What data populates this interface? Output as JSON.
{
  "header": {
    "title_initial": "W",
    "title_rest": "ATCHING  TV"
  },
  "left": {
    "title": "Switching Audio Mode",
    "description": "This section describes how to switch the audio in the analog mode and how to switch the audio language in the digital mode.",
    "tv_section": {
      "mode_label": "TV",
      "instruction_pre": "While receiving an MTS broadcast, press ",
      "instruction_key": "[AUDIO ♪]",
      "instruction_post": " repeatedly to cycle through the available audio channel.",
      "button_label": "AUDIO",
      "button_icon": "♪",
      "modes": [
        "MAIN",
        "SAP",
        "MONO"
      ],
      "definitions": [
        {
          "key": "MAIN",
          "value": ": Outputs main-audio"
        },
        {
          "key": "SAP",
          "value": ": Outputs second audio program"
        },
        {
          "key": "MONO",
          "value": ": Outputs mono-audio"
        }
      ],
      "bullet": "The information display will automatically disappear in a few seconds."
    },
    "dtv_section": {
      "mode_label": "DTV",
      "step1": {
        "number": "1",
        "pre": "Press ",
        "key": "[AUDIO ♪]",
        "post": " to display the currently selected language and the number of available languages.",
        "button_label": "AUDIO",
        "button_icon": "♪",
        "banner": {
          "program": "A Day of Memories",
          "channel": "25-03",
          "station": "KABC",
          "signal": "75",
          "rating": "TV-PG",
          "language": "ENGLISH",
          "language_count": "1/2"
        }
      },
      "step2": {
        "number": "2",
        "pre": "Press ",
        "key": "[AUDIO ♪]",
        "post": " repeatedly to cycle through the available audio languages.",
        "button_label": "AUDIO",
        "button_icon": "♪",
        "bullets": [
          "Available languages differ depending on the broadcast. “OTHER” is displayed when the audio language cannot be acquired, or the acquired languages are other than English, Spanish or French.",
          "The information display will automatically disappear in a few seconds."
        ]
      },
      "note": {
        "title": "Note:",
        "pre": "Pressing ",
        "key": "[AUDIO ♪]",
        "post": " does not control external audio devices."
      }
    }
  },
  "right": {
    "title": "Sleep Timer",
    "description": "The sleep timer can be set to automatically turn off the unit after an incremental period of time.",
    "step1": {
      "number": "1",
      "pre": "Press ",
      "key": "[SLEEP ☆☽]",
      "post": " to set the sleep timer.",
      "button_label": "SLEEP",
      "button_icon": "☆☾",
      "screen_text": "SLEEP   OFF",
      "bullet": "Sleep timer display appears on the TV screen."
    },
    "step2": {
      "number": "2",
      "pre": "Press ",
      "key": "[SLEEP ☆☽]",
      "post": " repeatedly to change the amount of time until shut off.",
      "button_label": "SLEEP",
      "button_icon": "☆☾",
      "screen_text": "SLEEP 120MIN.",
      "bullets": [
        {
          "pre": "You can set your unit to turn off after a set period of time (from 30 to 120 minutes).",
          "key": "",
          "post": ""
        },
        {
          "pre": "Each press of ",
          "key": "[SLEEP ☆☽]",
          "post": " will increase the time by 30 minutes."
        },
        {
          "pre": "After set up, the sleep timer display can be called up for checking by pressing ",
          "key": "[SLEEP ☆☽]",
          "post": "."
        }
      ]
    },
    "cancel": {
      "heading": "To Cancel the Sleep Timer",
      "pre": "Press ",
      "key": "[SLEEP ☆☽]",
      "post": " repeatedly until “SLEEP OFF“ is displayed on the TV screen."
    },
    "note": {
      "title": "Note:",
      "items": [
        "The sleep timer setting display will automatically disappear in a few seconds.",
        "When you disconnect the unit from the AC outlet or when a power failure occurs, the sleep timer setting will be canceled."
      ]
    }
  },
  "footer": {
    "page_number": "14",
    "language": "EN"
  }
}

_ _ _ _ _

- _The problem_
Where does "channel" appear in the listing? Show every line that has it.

- _Problem solution_
      "instruction_post": " repeatedly to cycle through the available audio channel.",
          "channel": "25-03",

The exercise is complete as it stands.